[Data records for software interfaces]
┏━━
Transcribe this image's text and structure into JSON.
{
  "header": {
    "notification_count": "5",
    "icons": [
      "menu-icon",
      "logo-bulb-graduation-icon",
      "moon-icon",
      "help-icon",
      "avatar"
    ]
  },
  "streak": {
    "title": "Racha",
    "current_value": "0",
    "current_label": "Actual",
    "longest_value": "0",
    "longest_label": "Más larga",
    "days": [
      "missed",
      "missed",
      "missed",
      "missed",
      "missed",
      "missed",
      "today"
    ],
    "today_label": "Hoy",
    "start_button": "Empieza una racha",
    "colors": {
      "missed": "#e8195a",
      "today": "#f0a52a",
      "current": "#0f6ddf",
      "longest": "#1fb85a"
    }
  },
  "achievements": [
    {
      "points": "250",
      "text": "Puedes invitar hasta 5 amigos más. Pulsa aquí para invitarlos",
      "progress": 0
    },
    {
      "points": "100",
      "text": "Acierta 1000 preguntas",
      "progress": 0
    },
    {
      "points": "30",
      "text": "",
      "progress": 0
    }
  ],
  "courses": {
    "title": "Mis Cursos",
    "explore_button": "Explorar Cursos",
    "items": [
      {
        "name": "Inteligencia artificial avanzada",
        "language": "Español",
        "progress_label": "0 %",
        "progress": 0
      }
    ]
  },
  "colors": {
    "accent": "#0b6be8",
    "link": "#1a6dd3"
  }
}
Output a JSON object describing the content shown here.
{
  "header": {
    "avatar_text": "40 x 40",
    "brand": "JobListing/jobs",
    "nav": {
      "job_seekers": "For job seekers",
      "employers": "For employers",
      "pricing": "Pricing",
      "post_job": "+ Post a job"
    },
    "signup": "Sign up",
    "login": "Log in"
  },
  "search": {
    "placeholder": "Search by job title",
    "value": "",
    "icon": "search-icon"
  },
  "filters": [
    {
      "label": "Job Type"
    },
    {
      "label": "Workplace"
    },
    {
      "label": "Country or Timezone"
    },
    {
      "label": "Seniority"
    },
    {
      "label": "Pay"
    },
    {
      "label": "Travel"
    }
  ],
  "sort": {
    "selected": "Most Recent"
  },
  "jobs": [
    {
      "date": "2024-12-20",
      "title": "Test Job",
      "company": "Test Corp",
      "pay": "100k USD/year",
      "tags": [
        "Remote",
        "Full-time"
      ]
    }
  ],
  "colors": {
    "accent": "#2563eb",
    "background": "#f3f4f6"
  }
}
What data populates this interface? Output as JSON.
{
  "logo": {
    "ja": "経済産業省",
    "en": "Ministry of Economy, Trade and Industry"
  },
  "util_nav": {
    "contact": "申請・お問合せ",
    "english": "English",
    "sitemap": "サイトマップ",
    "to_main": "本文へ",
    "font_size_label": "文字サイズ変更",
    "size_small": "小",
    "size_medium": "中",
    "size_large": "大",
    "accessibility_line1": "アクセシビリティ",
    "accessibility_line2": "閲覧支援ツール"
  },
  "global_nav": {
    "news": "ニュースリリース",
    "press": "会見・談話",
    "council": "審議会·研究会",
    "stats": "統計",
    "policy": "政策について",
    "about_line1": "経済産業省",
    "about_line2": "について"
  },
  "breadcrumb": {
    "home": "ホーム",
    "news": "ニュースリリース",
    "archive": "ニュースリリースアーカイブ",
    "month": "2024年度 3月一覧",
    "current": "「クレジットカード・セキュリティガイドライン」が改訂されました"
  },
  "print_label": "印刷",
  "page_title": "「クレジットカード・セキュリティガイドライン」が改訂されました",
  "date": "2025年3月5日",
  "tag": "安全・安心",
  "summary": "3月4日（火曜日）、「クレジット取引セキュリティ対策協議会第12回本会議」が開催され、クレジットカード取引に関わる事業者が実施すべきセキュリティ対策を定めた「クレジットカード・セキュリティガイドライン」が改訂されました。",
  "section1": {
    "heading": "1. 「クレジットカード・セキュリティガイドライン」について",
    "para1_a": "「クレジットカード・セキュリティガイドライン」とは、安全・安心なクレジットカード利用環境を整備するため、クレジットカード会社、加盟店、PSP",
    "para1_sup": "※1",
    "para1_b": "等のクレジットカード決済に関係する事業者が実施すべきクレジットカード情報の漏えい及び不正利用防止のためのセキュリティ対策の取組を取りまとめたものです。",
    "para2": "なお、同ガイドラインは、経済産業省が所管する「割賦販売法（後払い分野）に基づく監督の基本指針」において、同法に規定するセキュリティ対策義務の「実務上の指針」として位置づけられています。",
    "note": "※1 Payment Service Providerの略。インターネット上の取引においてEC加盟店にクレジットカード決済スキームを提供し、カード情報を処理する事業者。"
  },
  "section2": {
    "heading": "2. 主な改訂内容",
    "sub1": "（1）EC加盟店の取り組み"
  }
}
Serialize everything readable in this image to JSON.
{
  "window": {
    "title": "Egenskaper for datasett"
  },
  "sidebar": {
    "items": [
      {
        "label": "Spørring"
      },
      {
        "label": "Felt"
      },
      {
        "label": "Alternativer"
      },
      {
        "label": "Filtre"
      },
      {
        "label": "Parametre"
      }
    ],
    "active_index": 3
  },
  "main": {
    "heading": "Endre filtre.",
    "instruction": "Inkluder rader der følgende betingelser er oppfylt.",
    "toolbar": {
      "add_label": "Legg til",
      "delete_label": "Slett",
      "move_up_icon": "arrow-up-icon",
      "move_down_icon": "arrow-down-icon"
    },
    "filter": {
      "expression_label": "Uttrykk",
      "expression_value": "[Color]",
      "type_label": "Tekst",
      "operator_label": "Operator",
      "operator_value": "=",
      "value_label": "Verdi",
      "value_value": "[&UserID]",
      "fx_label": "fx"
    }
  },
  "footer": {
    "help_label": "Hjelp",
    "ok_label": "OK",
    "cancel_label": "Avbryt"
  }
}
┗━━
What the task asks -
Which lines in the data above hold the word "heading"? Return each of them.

Answer to this task -
    "heading": "1. 「クレジットカード・セキュリティガイドライン」について",
    "heading": "2. 主な改訂内容",
    "heading": "Endre filtre.",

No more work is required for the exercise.